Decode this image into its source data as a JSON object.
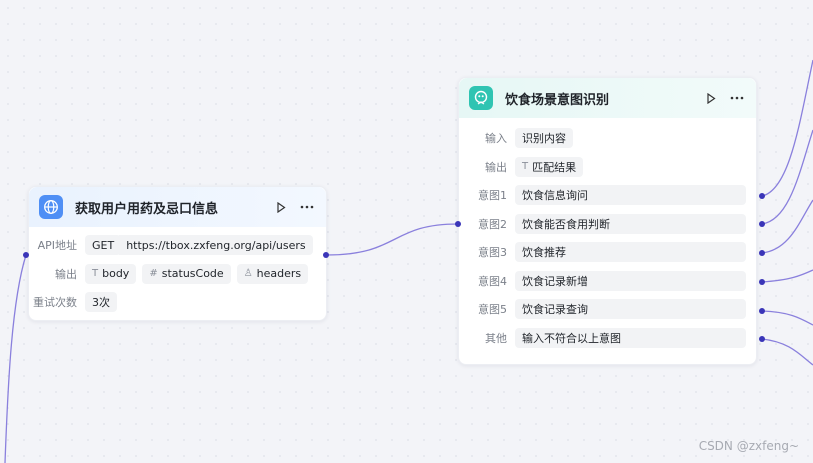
{
  "node1": {
    "title": "获取用户用药及忌口信息",
    "run_icon": "play-icon",
    "more_icon": "more-icon",
    "api_label": "API地址",
    "method": "GET",
    "url": "https://tbox.zxfeng.org/api/users",
    "output_label": "输出",
    "outputs": [
      {
        "glyph": "T",
        "name": "body"
      },
      {
        "glyph": "#",
        "name": "statusCode"
      },
      {
        "glyph": "♙",
        "name": "headers"
      }
    ],
    "retry_label": "重试次数",
    "retry_value": "3次"
  },
  "node2": {
    "title": "饮食场景意图识别",
    "input_label": "输入",
    "input_value": "识别内容",
    "output_label": "输出",
    "output_glyph": "T",
    "output_value": "匹配结果",
    "intents": [
      {
        "label": "意图1",
        "value": "饮食信息询问"
      },
      {
        "label": "意图2",
        "value": "饮食能否食用判断"
      },
      {
        "label": "意图3",
        "value": "饮食推荐"
      },
      {
        "label": "意图4",
        "value": "饮食记录新增"
      },
      {
        "label": "意图5",
        "value": "饮食记录查询"
      },
      {
        "label": "其他",
        "value": "输入不符合以上意图"
      }
    ]
  },
  "watermark": "CSDN @zxfeng~",
  "colors": {
    "edge": "#7c6fd6",
    "port": "#3a35b8",
    "accent_blue": "#4f8ff5",
    "accent_teal": "#2fc4b2"
  }
}
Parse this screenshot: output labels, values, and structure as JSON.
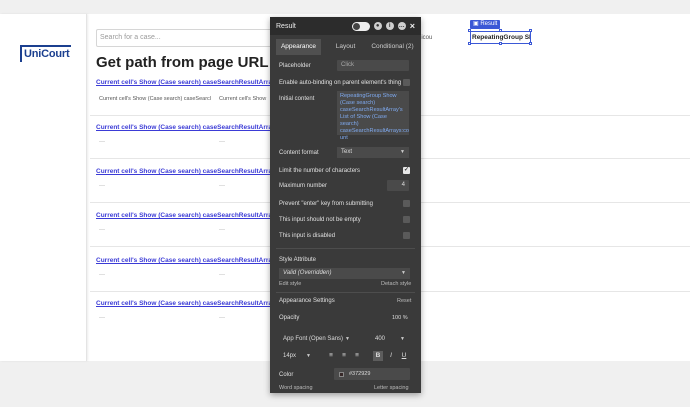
{
  "canvas": {
    "logo": "UniCourt",
    "search_placeholder": "Search for a case...",
    "page_title": "Get path from page URL",
    "rows": [
      {
        "link": "Current cell's Show (Case search) caseSearchResultArray's",
        "sub1": "Current cell's Show (Case search) caseSearcl",
        "sub2": "Current cell's Show"
      },
      {
        "link": "Current cell's Show (Case search) caseSearchResultArray's",
        "sub1": "—",
        "sub2": "—"
      },
      {
        "link": "Current cell's Show (Case search) caseSearchResultArray's",
        "sub1": "—",
        "sub2": "—"
      },
      {
        "link": "Current cell's Show (Case search) caseSearchResultArray's",
        "sub1": "—",
        "sub2": "—"
      },
      {
        "link": "Current cell's Show (Case search) caseSearchResultArray's",
        "sub1": "—",
        "sub2": "—"
      },
      {
        "link": "Current cell's Show (Case search) caseSearchResultArray's",
        "sub1": "—",
        "sub2": "—"
      }
    ],
    "right_text": "nicou",
    "selected_badge": "Result",
    "selected_text": "RepeatingGroup Sh"
  },
  "editor": {
    "title": "Result",
    "tabs": [
      "Appearance",
      "Layout",
      "Conditional (2)"
    ],
    "placeholder_label": "Placeholder",
    "placeholder_value": "Click",
    "autobind_label": "Enable auto-binding on parent element's thing",
    "initial_content_label": "Initial content",
    "initial_content_value": "RepeatingGroup Show (Case search) caseSearchResultArray's List of Show (Case search) caseSearchResultArrays:co unt",
    "content_format_label": "Content format",
    "content_format_value": "Text",
    "limit_label": "Limit the number of characters",
    "max_label": "Maximum number",
    "max_value": "4",
    "prevent_enter_label": "Prevent \"enter\" key from submitting",
    "not_empty_label": "This input should not be empty",
    "disabled_label": "This input is disabled",
    "style_attr_label": "Style Attribute",
    "style_value": "Valid (Overridden)",
    "edit_style": "Edit style",
    "detach_style": "Detach style",
    "appearance_settings": "Appearance Settings",
    "reset": "Reset",
    "opacity_label": "Opacity",
    "opacity_value": "100",
    "opacity_unit": "%",
    "font_value": "App Font (Open Sans)",
    "weight_value": "400",
    "size_value": "14px",
    "color_label": "Color",
    "color_value": "#372929",
    "word_spacing": "Word spacing",
    "letter_spacing": "Letter spacing",
    "limit_checked": true
  }
}
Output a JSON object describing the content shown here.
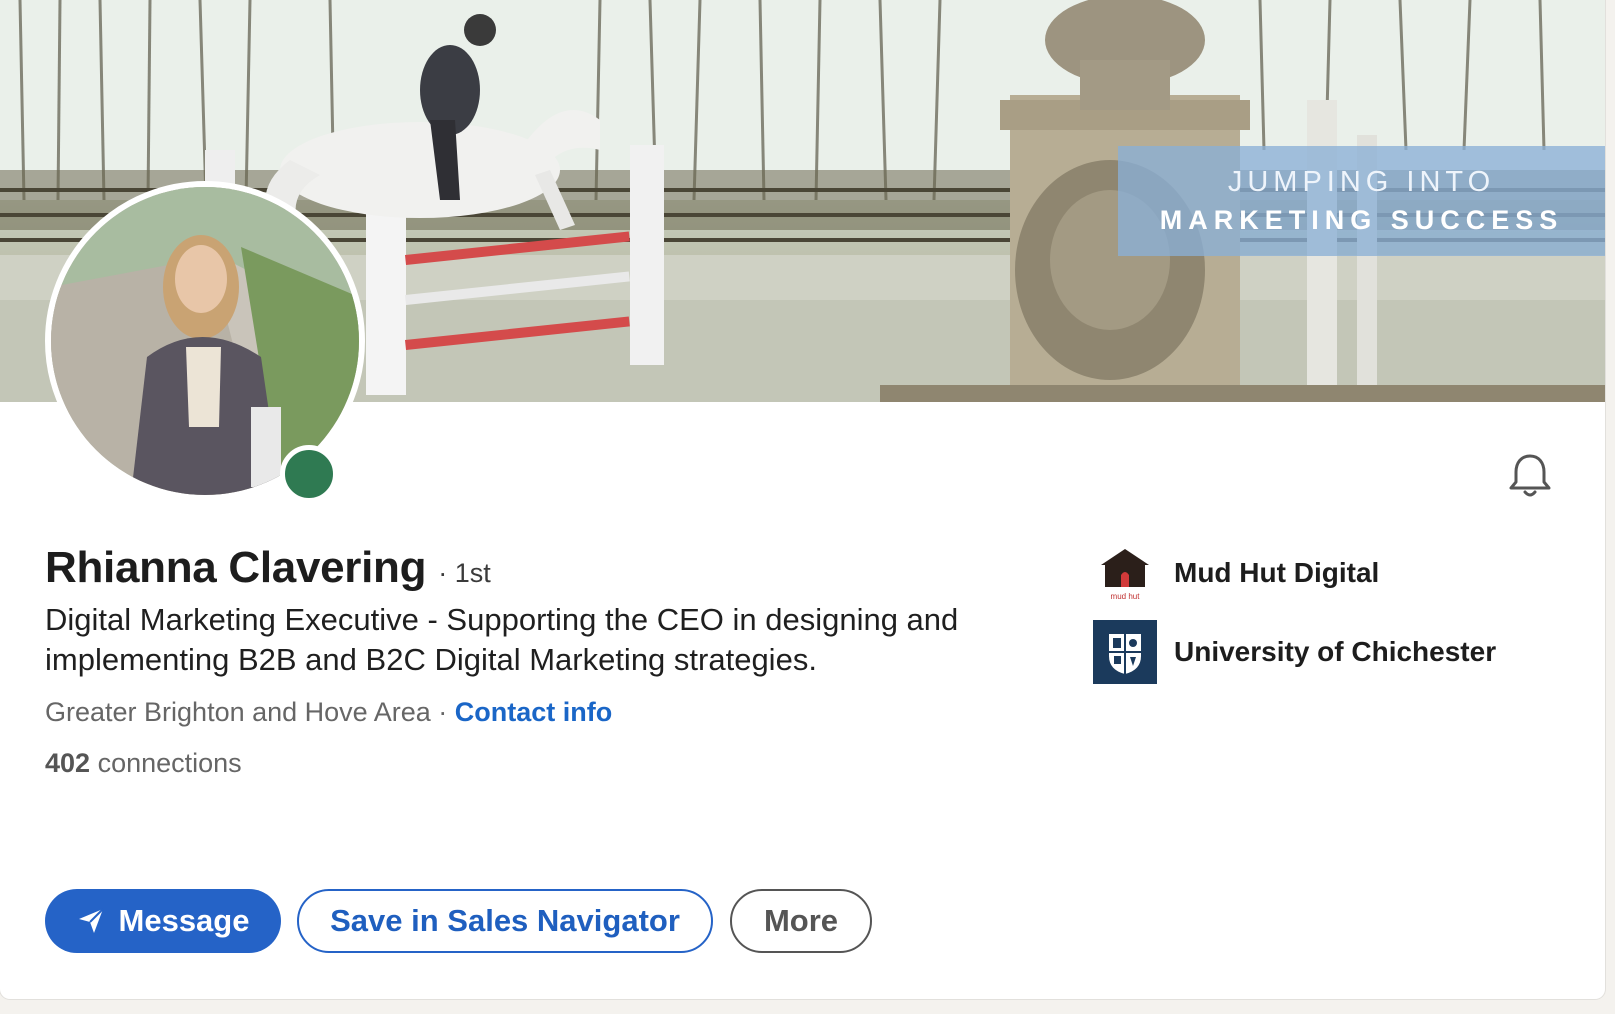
{
  "banner": {
    "line1": "JUMPING INTO",
    "line2": "MARKETING SUCCESS"
  },
  "profile": {
    "name": "Rhianna Clavering",
    "degree": "· 1st",
    "headline": "Digital Marketing Executive - Supporting the CEO in designing and implementing B2B and B2C Digital Marketing strategies.",
    "location": "Greater Brighton and Hove Area",
    "separator": " · ",
    "contact_label": "Contact info",
    "connections_count": "402",
    "connections_label": " connections"
  },
  "orgs": [
    {
      "name": "Mud Hut Digital",
      "logo_text": "mud hut",
      "icon": "mud-hut-logo"
    },
    {
      "name": "University of Chichester",
      "icon": "university-crest-logo"
    }
  ],
  "actions": {
    "message_label": "Message",
    "save_label": "Save in Sales Navigator",
    "more_label": "More"
  },
  "colors": {
    "primary": "#2563c7",
    "presence": "#2f7a52",
    "banner_box": "#8ab0d6",
    "university_navy": "#1b3a5c"
  },
  "icons": [
    "send-icon",
    "bell-icon"
  ]
}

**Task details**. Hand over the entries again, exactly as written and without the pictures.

**Solution to this exercise**.
Decode this image into its source data as a JSON object.
{
  "node1": {
    "title": "获取用户用药及忌口信息",
    "run_icon": "play-icon",
    "more_icon": "more-icon",
    "api_label": "API地址",
    "method": "GET",
    "url": "https://tbox.zxfeng.org/api/users",
    "output_label": "输出",
    "outputs": [
      {
        "glyph": "T",
        "name": "body"
      },
      {
        "glyph": "#",
        "name": "statusCode"
      },
      {
        "glyph": "♙",
        "name": "headers"
      }
    ],
    "retry_label": "重试次数",
    "retry_value": "3次"
  },
  "node2": {
    "title": "饮食场景意图识别",
    "input_label": "输入",
    "input_value": "识别内容",
    "output_label": "输出",
    "output_glyph": "T",
    "output_value": "匹配结果",
    "intents": [
      {
        "label": "意图1",
        "value": "饮食信息询问"
      },
      {
        "label": "意图2",
        "value": "饮食能否食用判断"
      },
      {
        "label": "意图3",
        "value": "饮食推荐"
      },
      {
        "label": "意图4",
        "value": "饮食记录新增"
      },
      {
        "label": "意图5",
        "value": "饮食记录查询"
      },
      {
        "label": "其他",
        "value": "输入不符合以上意图"
      }
    ]
  },
  "watermark": "CSDN @zxfeng~",
  "colors": {
    "edge": "#7c6fd6",
    "port": "#3a35b8",
    "accent_blue": "#4f8ff5",
    "accent_teal": "#2fc4b2"
  }
}
Parse this screenshot: output labels, values, and structure as JSON.
{
  "canvas": {
    "logo": "UniCourt",
    "search_placeholder": "Search for a case...",
    "page_title": "Get path from page URL",
    "rows": [
      {
        "link": "Current cell's Show (Case search) caseSearchResultArray's",
        "sub1": "Current cell's Show (Case search) caseSearcl",
        "sub2": "Current cell's Show"
      },
      {
        "link": "Current cell's Show (Case search) caseSearchResultArray's",
        "sub1": "—",
        "sub2": "—"
      },
      {
        "link": "Current cell's Show (Case search) caseSearchResultArray's",
        "sub1": "—",
        "sub2": "—"
      },
      {
        "link": "Current cell's Show (Case search) caseSearchResultArray's",
        "sub1": "—",
        "sub2": "—"
      },
      {
        "link": "Current cell's Show (Case search) caseSearchResultArray's",
        "sub1": "—",
        "sub2": "—"
      },
      {
        "link": "Current cell's Show (Case search) caseSearchResultArray's",
        "sub1": "—",
        "sub2": "—"
      }
    ],
    "right_text": "nicou",
    "selected_badge": "Result",
    "selected_text": "RepeatingGroup Sh"
  },
  "editor": {
    "title": "Result",
    "tabs": [
      "Appearance",
      "Layout",
      "Conditional (2)"
    ],
    "placeholder_label": "Placeholder",
    "placeholder_value": "Click",
    "autobind_label": "Enable auto-binding on parent element's thing",
    "initial_content_label": "Initial content",
    "initial_content_value": "RepeatingGroup Show (Case search) caseSearchResultArray's List of Show (Case search) caseSearchResultArrays:co unt",
    "content_format_label": "Content format",
    "content_format_value": "Text",
    "limit_label": "Limit the number of characters",
    "max_label": "Maximum number",
    "max_value": "4",
    "prevent_enter_label": "Prevent \"enter\" key from submitting",
    "not_empty_label": "This input should not be empty",
    "disabled_label": "This input is disabled",
    "style_attr_label": "Style Attribute",
    "style_value": "Valid (Overridden)",
    "edit_style": "Edit style",
    "detach_style": "Detach style",
    "appearance_settings": "Appearance Settings",
    "reset": "Reset",
    "opacity_label": "Opacity",
    "opacity_value": "100",
    "opacity_unit": "%",
    "font_value": "App Font (Open Sans)",
    "weight_value": "400",
    "size_value": "14px",
    "color_label": "Color",
    "color_value": "#372929",
    "word_spacing": "Word spacing",
    "letter_spacing": "Letter spacing",
    "limit_checked": true
  }
}
Output a JSON object describing the content shown here.
{
  "banner": {
    "line1": "JUMPING INTO",
    "line2": "MARKETING SUCCESS"
  },
  "profile": {
    "name": "Rhianna Clavering",
    "degree": "· 1st",
    "headline": "Digital Marketing Executive - Supporting the CEO in designing and implementing B2B and B2C Digital Marketing strategies.",
    "location": "Greater Brighton and Hove Area",
    "separator": " · ",
    "contact_label": "Contact info",
    "connections_count": "402",
    "connections_label": " connections"
  },
  "orgs": [
    {
      "name": "Mud Hut Digital",
      "logo_text": "mud hut",
      "icon": "mud-hut-logo"
    },
    {
      "name": "University of Chichester",
      "icon": "university-crest-logo"
    }
  ],
  "actions": {
    "message_label": "Message",
    "save_label": "Save in Sales Navigator",
    "more_label": "More"
  },
  "colors": {
    "primary": "#2563c7",
    "presence": "#2f7a52",
    "banner_box": "#8ab0d6",
    "university_navy": "#1b3a5c"
  },
  "icons": [
    "send-icon",
    "bell-icon"
  ]
}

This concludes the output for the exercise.